Within the records below, filter for lines carrying the word "https" and copy them.

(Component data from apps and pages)
──────────────────────────────
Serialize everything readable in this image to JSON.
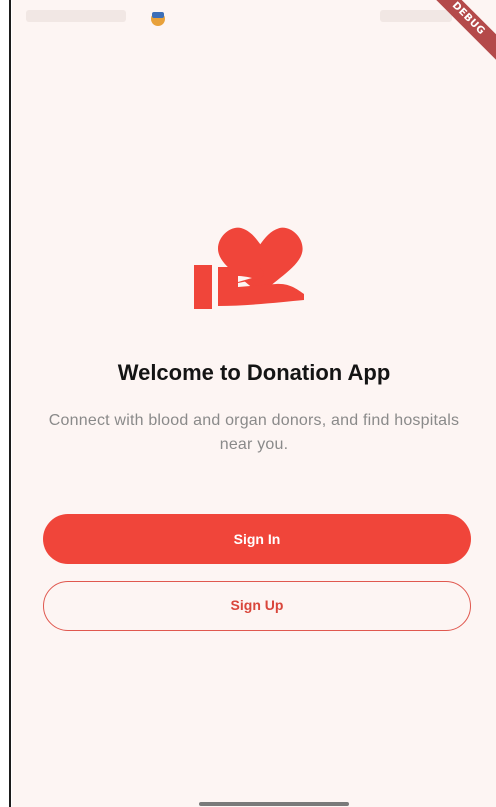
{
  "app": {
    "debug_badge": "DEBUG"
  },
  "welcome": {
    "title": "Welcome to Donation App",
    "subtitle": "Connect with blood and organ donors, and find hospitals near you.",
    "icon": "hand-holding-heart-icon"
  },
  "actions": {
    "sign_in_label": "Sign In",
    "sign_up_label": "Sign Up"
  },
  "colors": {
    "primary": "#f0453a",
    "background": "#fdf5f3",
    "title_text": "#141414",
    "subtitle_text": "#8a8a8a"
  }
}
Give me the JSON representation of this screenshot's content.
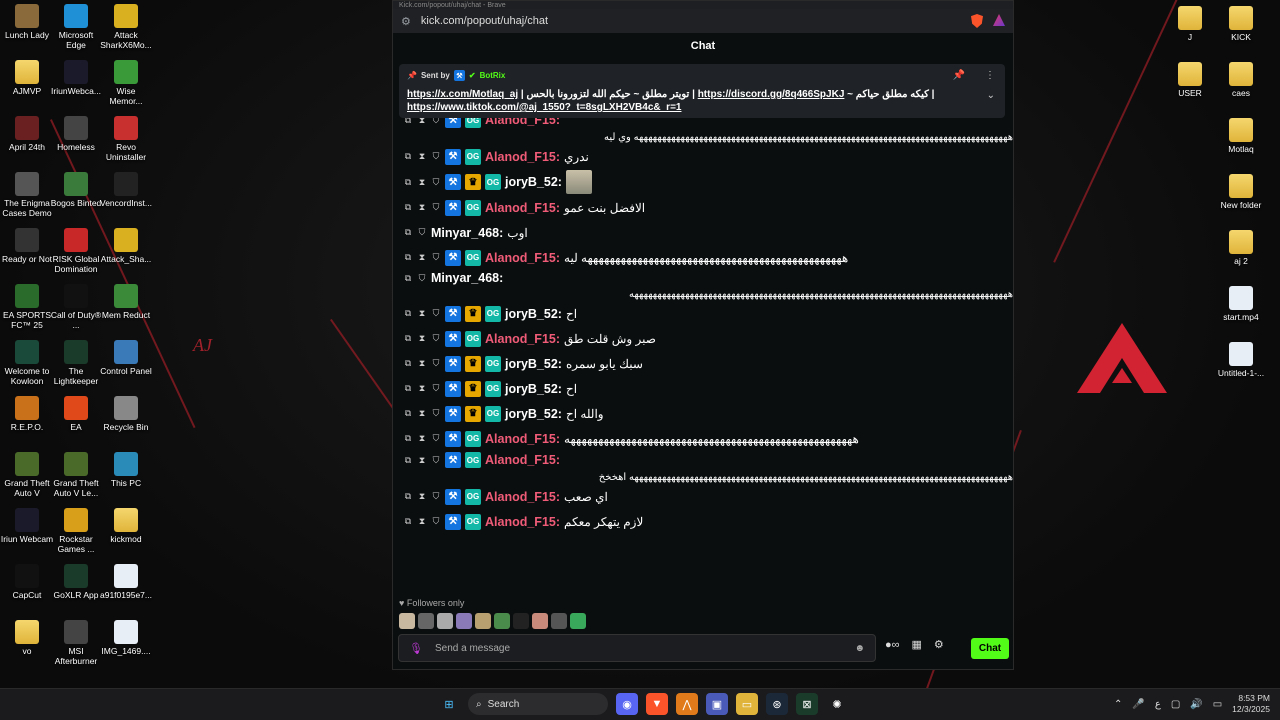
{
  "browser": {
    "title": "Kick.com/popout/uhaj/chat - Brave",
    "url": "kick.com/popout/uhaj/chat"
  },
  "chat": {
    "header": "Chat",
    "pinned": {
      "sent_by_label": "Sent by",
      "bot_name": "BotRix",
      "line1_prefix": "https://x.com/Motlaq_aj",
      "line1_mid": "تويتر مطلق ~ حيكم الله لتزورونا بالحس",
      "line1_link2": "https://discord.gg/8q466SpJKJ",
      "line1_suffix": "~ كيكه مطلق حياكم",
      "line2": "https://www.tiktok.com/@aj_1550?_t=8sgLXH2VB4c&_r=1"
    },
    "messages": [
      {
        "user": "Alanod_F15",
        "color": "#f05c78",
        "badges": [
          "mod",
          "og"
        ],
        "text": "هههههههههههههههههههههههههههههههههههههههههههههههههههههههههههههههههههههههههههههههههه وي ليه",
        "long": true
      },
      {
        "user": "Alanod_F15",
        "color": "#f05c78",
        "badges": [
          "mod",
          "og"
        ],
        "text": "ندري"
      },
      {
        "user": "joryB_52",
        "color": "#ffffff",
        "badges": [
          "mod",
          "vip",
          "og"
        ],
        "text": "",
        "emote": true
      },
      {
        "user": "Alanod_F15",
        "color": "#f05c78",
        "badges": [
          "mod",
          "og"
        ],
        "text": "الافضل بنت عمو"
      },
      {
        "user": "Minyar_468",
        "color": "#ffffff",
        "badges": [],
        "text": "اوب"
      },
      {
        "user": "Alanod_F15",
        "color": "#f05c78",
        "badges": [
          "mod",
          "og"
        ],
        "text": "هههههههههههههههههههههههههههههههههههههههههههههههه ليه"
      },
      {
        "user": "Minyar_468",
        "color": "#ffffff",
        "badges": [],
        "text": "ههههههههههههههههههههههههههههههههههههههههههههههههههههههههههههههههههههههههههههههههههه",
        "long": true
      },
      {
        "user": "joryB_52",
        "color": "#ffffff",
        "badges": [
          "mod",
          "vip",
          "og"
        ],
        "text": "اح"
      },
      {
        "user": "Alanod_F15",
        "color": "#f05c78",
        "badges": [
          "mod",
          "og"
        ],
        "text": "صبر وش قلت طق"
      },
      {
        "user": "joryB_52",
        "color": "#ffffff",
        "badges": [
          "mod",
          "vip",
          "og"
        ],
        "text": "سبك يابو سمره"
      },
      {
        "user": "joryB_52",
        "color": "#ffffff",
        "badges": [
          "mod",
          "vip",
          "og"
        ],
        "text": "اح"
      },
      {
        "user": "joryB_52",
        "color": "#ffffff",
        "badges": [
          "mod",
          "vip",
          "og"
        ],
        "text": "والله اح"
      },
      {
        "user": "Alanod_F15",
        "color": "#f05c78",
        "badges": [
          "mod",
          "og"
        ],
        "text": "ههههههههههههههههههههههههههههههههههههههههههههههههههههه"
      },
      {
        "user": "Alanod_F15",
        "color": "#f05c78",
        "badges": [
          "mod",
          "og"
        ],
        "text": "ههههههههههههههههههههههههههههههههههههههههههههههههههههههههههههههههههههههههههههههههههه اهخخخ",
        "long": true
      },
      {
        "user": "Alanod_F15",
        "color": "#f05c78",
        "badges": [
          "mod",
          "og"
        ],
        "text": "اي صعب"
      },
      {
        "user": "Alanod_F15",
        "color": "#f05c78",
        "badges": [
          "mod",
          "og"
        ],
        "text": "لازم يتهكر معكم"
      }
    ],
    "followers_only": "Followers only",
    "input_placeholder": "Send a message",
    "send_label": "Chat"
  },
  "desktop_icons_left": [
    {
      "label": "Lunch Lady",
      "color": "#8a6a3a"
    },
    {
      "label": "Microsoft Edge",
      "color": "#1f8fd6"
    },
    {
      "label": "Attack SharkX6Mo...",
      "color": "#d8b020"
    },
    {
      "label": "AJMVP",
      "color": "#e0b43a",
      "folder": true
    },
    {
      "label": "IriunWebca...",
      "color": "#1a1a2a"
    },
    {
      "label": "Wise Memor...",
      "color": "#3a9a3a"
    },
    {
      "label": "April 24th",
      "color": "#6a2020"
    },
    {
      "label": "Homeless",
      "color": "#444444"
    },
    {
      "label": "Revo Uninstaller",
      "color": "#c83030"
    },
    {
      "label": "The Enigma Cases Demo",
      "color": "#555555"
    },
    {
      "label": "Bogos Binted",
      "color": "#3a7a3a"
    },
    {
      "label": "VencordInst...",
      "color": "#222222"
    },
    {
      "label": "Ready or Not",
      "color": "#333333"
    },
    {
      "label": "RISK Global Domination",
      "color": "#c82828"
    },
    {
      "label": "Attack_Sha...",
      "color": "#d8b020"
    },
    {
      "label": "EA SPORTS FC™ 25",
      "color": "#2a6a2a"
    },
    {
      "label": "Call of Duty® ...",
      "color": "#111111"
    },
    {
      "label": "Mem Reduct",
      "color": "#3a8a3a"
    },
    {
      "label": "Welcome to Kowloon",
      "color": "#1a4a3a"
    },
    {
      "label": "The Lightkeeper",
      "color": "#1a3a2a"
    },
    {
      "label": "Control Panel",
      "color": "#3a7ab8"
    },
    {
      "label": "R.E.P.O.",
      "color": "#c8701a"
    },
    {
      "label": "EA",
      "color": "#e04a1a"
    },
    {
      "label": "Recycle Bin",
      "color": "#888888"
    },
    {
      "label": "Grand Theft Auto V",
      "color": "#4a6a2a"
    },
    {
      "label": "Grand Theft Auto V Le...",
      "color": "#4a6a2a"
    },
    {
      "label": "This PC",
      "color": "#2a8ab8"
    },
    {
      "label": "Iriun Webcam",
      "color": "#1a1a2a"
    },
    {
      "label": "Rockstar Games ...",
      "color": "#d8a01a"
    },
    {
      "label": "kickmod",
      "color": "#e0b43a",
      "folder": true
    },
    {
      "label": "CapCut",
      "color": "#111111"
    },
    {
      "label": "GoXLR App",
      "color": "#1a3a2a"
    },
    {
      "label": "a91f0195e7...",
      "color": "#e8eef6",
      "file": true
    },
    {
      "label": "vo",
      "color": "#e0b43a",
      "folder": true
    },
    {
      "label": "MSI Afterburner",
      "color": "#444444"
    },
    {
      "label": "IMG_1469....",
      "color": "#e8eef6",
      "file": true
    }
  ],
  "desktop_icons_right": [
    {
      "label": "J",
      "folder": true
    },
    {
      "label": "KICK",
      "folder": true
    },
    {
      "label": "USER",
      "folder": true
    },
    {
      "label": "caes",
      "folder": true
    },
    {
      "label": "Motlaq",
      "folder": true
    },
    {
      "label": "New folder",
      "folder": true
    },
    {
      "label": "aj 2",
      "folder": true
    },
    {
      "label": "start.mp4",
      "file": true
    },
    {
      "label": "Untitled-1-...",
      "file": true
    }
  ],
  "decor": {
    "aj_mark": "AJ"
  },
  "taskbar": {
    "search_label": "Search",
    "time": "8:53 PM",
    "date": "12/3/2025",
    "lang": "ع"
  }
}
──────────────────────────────
■ **RESULT OF THE EXERCISE**
      "line1_prefix": "https://x.com/Motlaq_aj",
      "line1_link2": "https://discord.gg/8q466SpJKJ",
      "line2": "https://www.tiktok.com/@aj_1550?_t=8sgLXH2VB4c&_r=1"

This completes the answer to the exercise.